Given records:
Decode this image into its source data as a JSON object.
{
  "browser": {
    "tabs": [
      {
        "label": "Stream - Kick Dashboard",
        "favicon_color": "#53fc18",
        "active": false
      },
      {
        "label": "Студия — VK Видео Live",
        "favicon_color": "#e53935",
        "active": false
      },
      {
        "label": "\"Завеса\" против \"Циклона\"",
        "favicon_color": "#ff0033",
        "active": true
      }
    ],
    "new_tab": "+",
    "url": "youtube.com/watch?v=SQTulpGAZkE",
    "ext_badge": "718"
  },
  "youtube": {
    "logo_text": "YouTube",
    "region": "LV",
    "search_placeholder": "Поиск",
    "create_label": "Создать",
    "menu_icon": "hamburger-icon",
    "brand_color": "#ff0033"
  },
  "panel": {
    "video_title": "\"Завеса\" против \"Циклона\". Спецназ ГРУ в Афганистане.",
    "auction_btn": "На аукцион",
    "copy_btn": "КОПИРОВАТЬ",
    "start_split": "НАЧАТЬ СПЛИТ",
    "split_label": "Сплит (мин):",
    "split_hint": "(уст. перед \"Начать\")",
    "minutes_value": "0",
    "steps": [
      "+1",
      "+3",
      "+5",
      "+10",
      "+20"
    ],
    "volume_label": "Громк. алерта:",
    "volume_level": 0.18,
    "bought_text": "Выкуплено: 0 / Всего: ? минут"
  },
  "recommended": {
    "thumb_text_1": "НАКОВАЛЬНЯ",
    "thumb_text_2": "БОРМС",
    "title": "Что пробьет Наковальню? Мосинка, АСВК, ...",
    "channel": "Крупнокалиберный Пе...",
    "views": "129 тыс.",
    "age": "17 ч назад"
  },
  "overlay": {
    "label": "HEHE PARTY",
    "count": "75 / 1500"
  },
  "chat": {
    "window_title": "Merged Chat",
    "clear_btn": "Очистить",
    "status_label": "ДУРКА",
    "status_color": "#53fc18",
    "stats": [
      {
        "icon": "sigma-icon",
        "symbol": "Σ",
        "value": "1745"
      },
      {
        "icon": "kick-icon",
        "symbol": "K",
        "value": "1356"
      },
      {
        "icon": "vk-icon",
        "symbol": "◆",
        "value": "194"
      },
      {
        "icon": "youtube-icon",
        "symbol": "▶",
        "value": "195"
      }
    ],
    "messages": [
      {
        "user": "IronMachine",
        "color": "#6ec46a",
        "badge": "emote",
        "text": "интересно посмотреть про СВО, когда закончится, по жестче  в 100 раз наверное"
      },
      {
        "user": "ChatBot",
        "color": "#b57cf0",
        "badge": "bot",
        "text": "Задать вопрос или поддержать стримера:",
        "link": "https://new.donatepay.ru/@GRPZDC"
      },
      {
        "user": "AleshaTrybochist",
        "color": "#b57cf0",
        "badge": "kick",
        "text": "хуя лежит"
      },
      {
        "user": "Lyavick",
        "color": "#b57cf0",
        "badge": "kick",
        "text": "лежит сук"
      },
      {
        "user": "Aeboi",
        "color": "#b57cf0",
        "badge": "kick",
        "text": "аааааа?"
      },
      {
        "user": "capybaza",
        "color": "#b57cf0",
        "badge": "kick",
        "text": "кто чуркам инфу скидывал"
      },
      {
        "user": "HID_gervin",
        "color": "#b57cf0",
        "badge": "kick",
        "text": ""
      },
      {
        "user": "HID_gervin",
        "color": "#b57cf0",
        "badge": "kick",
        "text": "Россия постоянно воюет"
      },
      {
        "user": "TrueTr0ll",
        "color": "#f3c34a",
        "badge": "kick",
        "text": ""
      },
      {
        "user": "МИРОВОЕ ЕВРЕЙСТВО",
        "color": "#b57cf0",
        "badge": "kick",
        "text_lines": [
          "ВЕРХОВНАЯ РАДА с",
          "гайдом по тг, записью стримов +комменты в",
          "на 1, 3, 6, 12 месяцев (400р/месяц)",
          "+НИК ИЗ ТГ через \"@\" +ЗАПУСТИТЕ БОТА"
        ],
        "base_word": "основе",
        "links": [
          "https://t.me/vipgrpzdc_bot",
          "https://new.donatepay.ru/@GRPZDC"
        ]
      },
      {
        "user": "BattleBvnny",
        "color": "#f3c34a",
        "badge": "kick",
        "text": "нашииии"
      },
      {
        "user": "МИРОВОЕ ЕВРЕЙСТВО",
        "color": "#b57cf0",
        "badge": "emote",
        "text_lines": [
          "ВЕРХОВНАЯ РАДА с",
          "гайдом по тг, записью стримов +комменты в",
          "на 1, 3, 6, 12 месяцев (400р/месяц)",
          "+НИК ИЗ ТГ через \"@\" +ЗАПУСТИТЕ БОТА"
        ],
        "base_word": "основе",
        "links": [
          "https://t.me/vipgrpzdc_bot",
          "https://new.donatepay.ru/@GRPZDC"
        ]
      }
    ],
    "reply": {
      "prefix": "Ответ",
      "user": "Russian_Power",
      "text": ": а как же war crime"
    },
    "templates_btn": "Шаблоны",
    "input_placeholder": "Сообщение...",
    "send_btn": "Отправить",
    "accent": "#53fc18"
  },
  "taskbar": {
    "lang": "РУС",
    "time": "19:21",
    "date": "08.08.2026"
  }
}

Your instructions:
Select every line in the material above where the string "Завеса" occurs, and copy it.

Task result:
        "label": "\"Завеса\" против \"Циклона\"",
    "video_title": "\"Завеса\" против \"Циклона\". Спецназ ГРУ в Афганистане.",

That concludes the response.